B.an ambition to get ahead
C.a firm belief in their dream
D.a sense of drive and purpose
52.What is the finding of the latest National Journal poll concerning the American dream_____
A.More and more Americans are finding it hard to realize.
B.It remains alive among the majority of American people.
C.Americans' idea of it has changed over the past few decades.
D.An increasing number of young Americans are abandoning it.
53.What do Americans now think of the role of college education in achieving success_____
A.It still remains open to debate.
B.It has proved to be beyond doubt.
C.It is no longer as important as it used to be.
D.It is much better understood now than ever.
54.How do some people view college education these days_____
A.It promotes gender equality.
B.It needs to be strengthened.
C.It adds to cultural diversity.
D.It helps broaden their minds.

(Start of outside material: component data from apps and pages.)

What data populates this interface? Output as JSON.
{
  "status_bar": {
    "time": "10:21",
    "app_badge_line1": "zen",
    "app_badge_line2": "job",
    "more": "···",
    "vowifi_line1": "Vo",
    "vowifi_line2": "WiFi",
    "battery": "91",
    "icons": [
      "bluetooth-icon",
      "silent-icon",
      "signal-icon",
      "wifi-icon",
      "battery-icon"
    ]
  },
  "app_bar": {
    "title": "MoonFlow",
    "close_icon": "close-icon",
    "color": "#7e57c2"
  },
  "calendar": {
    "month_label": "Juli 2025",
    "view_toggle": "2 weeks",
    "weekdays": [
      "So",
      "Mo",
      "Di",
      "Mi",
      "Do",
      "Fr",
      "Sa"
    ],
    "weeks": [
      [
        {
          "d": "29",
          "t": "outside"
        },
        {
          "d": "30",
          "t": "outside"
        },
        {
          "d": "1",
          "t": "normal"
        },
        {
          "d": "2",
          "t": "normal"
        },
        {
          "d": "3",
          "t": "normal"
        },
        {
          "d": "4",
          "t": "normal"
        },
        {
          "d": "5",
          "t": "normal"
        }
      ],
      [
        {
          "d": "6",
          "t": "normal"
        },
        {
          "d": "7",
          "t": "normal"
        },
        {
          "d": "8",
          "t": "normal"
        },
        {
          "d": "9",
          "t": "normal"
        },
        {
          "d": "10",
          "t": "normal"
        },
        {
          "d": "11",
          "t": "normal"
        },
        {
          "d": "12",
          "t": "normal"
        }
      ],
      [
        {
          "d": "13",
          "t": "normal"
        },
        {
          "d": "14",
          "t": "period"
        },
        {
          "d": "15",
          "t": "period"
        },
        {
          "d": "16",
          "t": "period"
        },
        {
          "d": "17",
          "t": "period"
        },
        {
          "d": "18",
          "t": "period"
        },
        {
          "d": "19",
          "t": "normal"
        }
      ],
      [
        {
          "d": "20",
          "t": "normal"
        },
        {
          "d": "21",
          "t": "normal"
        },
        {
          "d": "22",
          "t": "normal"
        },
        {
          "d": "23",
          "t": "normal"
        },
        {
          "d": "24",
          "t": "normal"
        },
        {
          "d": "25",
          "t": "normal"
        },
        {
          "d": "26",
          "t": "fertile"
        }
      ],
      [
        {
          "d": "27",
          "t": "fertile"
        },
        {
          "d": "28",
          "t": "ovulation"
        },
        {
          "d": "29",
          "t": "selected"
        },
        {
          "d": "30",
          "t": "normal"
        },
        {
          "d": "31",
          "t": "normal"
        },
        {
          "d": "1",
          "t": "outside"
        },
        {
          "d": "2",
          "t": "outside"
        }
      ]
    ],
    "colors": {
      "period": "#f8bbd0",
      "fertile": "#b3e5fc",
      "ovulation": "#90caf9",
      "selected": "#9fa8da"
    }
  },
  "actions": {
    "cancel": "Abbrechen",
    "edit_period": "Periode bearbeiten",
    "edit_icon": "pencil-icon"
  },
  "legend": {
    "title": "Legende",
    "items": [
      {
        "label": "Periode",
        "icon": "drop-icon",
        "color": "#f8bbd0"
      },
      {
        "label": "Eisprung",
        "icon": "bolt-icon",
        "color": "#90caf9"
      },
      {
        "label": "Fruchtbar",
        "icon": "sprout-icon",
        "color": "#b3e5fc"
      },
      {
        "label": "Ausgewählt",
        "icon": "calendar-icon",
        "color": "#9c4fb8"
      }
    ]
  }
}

55.What is one factor essential to success in America, according to Will Fendley_____
A.A desire to learn and to adapt.
B.A strong sense of responsibility.
C.A willingness to commit oneself.
D.A clear aim and high motivation.
"Our students are a pretty active bunch, but we found that they didn't【C6】______appreciate the value of what they did【C7】______the lecture hall," says Jeff Goodman, director of careers and employability at the university. "Employers are much more【C8】______than they used to be. They used to look for【C9】______and saw it as part of their job to extract the value of an applicant's skills. Now they want students to be able to explain why those skills are【C10】______to the job.
Students who sign【C11】______for the award will be expected to complete 50 hours of work experience or【C12】______work, attend four workshops on employ ability skills, take part in an intensive skills-related activity【C13】______crucially, write a summary of the skills they have gained. 【C14】______efforts will gain an Outstanding Achievement Award. Those who【C15】______best on the sports field can take the Sporting PLuS Award which fosters employer-friendly sports accomplishments.
The experience does not have to be【C16】______organised. "We're not just interested in easily identifiable skills," says Goodman. "【C17】______, one student took the lead ir dealing with a difficult landlord and so【C18】______negotiation skills. We try to make the experience relevant to individual lives.
Goodman hopes the【C19】______will enable active students to fill in any gaps in their experience and encourage their less-active【C20】______to take up activities outside their academic area of work.